**WHAT IS REQUIRED**
Every entry is to be returned exactly as it stands; the pictures are to be dropped.

App and web page records

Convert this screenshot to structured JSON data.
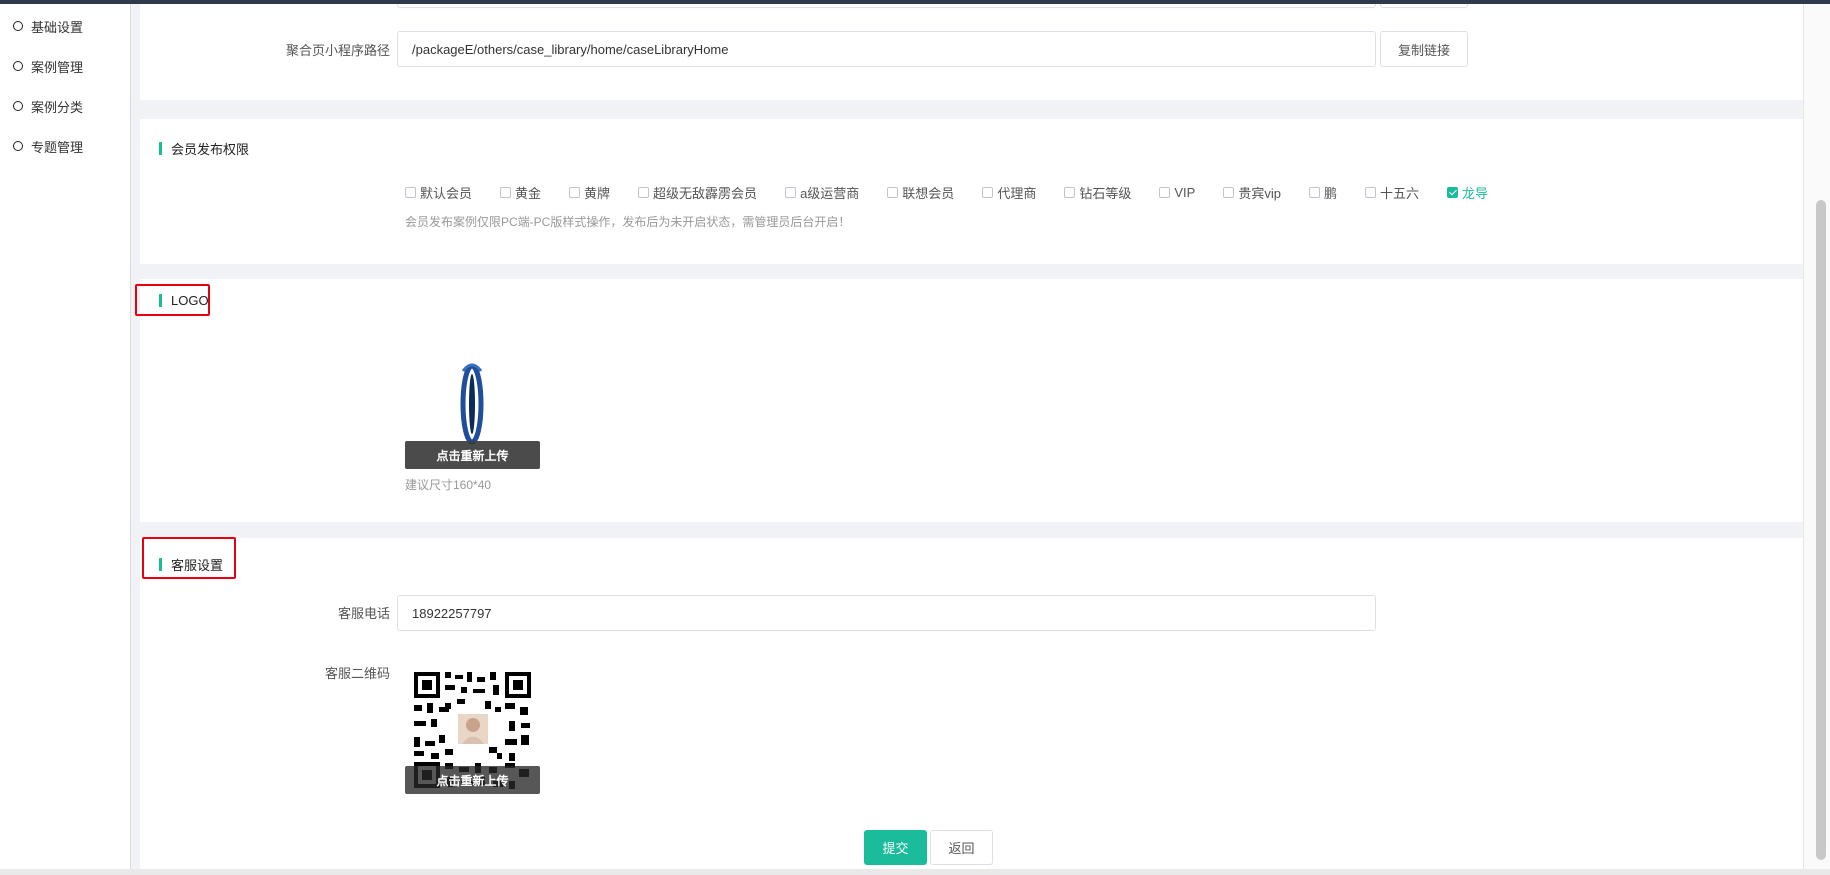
{
  "sidebar": {
    "items": [
      {
        "label": "基础设置"
      },
      {
        "label": "案例管理"
      },
      {
        "label": "案例分类"
      },
      {
        "label": "专题管理"
      }
    ]
  },
  "aggregate": {
    "label": "聚合页小程序路径",
    "value": "/packageE/others/case_library/home/caseLibraryHome",
    "copy_label": "复制链接"
  },
  "member_permission": {
    "title": "会员发布权限",
    "options": [
      {
        "label": "默认会员",
        "checked": false
      },
      {
        "label": "黄金",
        "checked": false
      },
      {
        "label": "黄牌",
        "checked": false
      },
      {
        "label": "超级无敌霹雳会员",
        "checked": false
      },
      {
        "label": "a级运营商",
        "checked": false
      },
      {
        "label": "联想会员",
        "checked": false
      },
      {
        "label": "代理商",
        "checked": false
      },
      {
        "label": "钻石等级",
        "checked": false
      },
      {
        "label": "VIP",
        "checked": false
      },
      {
        "label": "贵宾vip",
        "checked": false
      },
      {
        "label": "鹏",
        "checked": false
      },
      {
        "label": "十五六",
        "checked": false
      },
      {
        "label": "龙导",
        "checked": true
      }
    ],
    "hint": "会员发布案例仅限PC端-PC版样式操作，发布后为未开启状态，需管理员后台开启！"
  },
  "logo": {
    "title": "LOGO",
    "upload_label": "点击重新上传",
    "size_hint": "建议尺寸160*40"
  },
  "customer_service": {
    "title": "客服设置",
    "phone_label": "客服电话",
    "phone_value": "18922257797",
    "qr_label": "客服二维码",
    "qr_upload_label": "点击重新上传"
  },
  "actions": {
    "submit_label": "提交",
    "back_label": "返回"
  },
  "colors": {
    "accent": "#1abc9c",
    "highlight_border": "#e60012"
  }
}
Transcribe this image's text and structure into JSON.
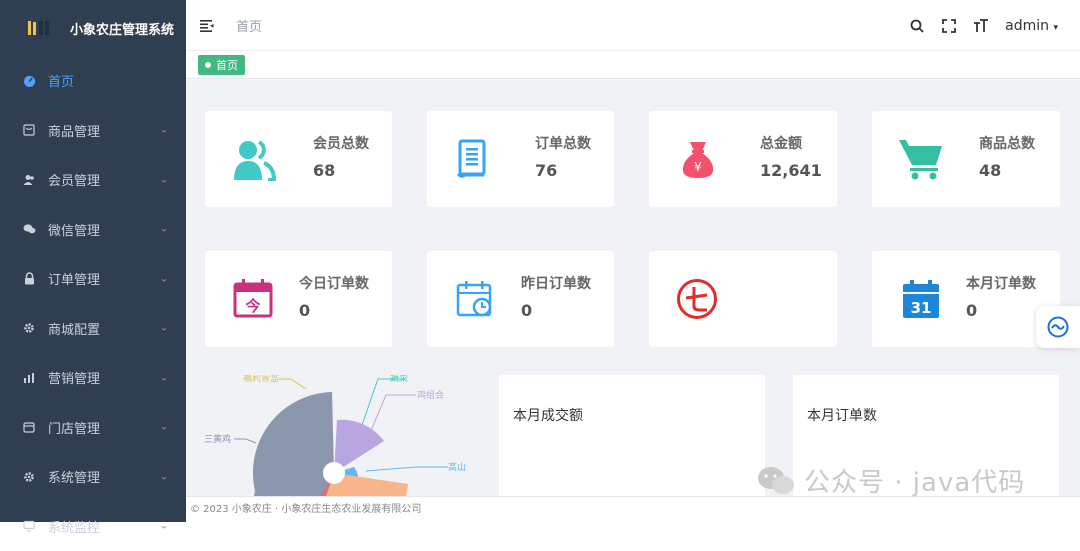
{
  "app": {
    "title": "小象农庄管理系统"
  },
  "sidebar": {
    "items": [
      {
        "label": "首页",
        "icon": "dashboard-icon",
        "active": true
      },
      {
        "label": "商品管理",
        "icon": "product-icon"
      },
      {
        "label": "会员管理",
        "icon": "member-icon"
      },
      {
        "label": "微信管理",
        "icon": "wechat-icon"
      },
      {
        "label": "订单管理",
        "icon": "lock-icon"
      },
      {
        "label": "商城配置",
        "icon": "gear-icon"
      },
      {
        "label": "营销管理",
        "icon": "chart-icon"
      },
      {
        "label": "门店管理",
        "icon": "store-icon"
      },
      {
        "label": "系统管理",
        "icon": "gear-icon"
      },
      {
        "label": "系统监控",
        "icon": "monitor-icon"
      }
    ]
  },
  "header": {
    "breadcrumb": "首页",
    "user": "admin"
  },
  "tabs": [
    {
      "label": "首页",
      "color": "#42b983"
    }
  ],
  "stats": {
    "row1": [
      {
        "title": "会员总数",
        "value": "68",
        "icon": "members-icon",
        "color": "#40c9c6"
      },
      {
        "title": "订单总数",
        "value": "76",
        "icon": "document-icon",
        "color": "#36a3f7"
      },
      {
        "title": "总金额",
        "value": "12,641",
        "icon": "money-bag-icon",
        "color": "#f4516c"
      },
      {
        "title": "商品总数",
        "value": "48",
        "icon": "cart-icon",
        "color": "#34bfa3"
      }
    ],
    "row2": [
      {
        "title": "今日订单数",
        "value": "0",
        "icon": "calendar-today-icon",
        "color": "#c9307e"
      },
      {
        "title": "昨日订单数",
        "value": "0",
        "icon": "calendar-clock-icon",
        "color": "#36a3f7"
      },
      {
        "title": "",
        "value": "",
        "icon": "seven-icon",
        "color": "#e22b2b"
      },
      {
        "title": "本月订单数",
        "value": "0",
        "icon": "calendar-31-icon",
        "color": "#1e86d8",
        "badge": "31"
      }
    ]
  },
  "charts": {
    "pie_labels": [
      "福利盲盒",
      "蔬菜",
      "鸡组合",
      "三黄鸡",
      "高山"
    ],
    "monthly_sales_title": "本月成交额",
    "monthly_orders_title": "本月订单数"
  },
  "chart_data": {
    "type": "pie",
    "categories": [
      "福利盲盒",
      "蔬菜",
      "鸡组合",
      "三黄鸡",
      "高山"
    ],
    "values": [],
    "title": ""
  },
  "footer": {
    "text": "© 2023 小象农庄 · 小象农庄生态农业发展有限公司"
  },
  "watermark": {
    "text": "公众号 · java代码"
  }
}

**ANSWER BELOW**
Convert this screenshot to structured JSON data.
{
  "sidebar": {
    "items": [
      {
        "label": "基础设置"
      },
      {
        "label": "案例管理"
      },
      {
        "label": "案例分类"
      },
      {
        "label": "专题管理"
      }
    ]
  },
  "aggregate": {
    "label": "聚合页小程序路径",
    "value": "/packageE/others/case_library/home/caseLibraryHome",
    "copy_label": "复制链接"
  },
  "member_permission": {
    "title": "会员发布权限",
    "options": [
      {
        "label": "默认会员",
        "checked": false
      },
      {
        "label": "黄金",
        "checked": false
      },
      {
        "label": "黄牌",
        "checked": false
      },
      {
        "label": "超级无敌霹雳会员",
        "checked": false
      },
      {
        "label": "a级运营商",
        "checked": false
      },
      {
        "label": "联想会员",
        "checked": false
      },
      {
        "label": "代理商",
        "checked": false
      },
      {
        "label": "钻石等级",
        "checked": false
      },
      {
        "label": "VIP",
        "checked": false
      },
      {
        "label": "贵宾vip",
        "checked": false
      },
      {
        "label": "鹏",
        "checked": false
      },
      {
        "label": "十五六",
        "checked": false
      },
      {
        "label": "龙导",
        "checked": true
      }
    ],
    "hint": "会员发布案例仅限PC端-PC版样式操作，发布后为未开启状态，需管理员后台开启！"
  },
  "logo": {
    "title": "LOGO",
    "upload_label": "点击重新上传",
    "size_hint": "建议尺寸160*40"
  },
  "customer_service": {
    "title": "客服设置",
    "phone_label": "客服电话",
    "phone_value": "18922257797",
    "qr_label": "客服二维码",
    "qr_upload_label": "点击重新上传"
  },
  "actions": {
    "submit_label": "提交",
    "back_label": "返回"
  },
  "colors": {
    "accent": "#1abc9c",
    "highlight_border": "#e60012"
  }
}
Transcribe this image's text and structure into JSON.
{
  "app": {
    "title": "小象农庄管理系统"
  },
  "sidebar": {
    "items": [
      {
        "label": "首页",
        "icon": "dashboard-icon",
        "active": true
      },
      {
        "label": "商品管理",
        "icon": "product-icon"
      },
      {
        "label": "会员管理",
        "icon": "member-icon"
      },
      {
        "label": "微信管理",
        "icon": "wechat-icon"
      },
      {
        "label": "订单管理",
        "icon": "lock-icon"
      },
      {
        "label": "商城配置",
        "icon": "gear-icon"
      },
      {
        "label": "营销管理",
        "icon": "chart-icon"
      },
      {
        "label": "门店管理",
        "icon": "store-icon"
      },
      {
        "label": "系统管理",
        "icon": "gear-icon"
      },
      {
        "label": "系统监控",
        "icon": "monitor-icon"
      }
    ]
  },
  "header": {
    "breadcrumb": "首页",
    "user": "admin"
  },
  "tabs": [
    {
      "label": "首页",
      "color": "#42b983"
    }
  ],
  "stats": {
    "row1": [
      {
        "title": "会员总数",
        "value": "68",
        "icon": "members-icon",
        "color": "#40c9c6"
      },
      {
        "title": "订单总数",
        "value": "76",
        "icon": "document-icon",
        "color": "#36a3f7"
      },
      {
        "title": "总金额",
        "value": "12,641",
        "icon": "money-bag-icon",
        "color": "#f4516c"
      },
      {
        "title": "商品总数",
        "value": "48",
        "icon": "cart-icon",
        "color": "#34bfa3"
      }
    ],
    "row2": [
      {
        "title": "今日订单数",
        "value": "0",
        "icon": "calendar-today-icon",
        "color": "#c9307e"
      },
      {
        "title": "昨日订单数",
        "value": "0",
        "icon": "calendar-clock-icon",
        "color": "#36a3f7"
      },
      {
        "title": "",
        "value": "",
        "icon": "seven-icon",
        "color": "#e22b2b"
      },
      {
        "title": "本月订单数",
        "value": "0",
        "icon": "calendar-31-icon",
        "color": "#1e86d8",
        "badge": "31"
      }
    ]
  },
  "charts": {
    "pie_labels": [
      "福利盲盒",
      "蔬菜",
      "鸡组合",
      "三黄鸡",
      "高山"
    ],
    "monthly_sales_title": "本月成交额",
    "monthly_orders_title": "本月订单数"
  },
  "chart_data": {
    "type": "pie",
    "categories": [
      "福利盲盒",
      "蔬菜",
      "鸡组合",
      "三黄鸡",
      "高山"
    ],
    "values": [],
    "title": ""
  },
  "footer": {
    "text": "© 2023 小象农庄 · 小象农庄生态农业发展有限公司"
  },
  "watermark": {
    "text": "公众号 · java代码"
  }
}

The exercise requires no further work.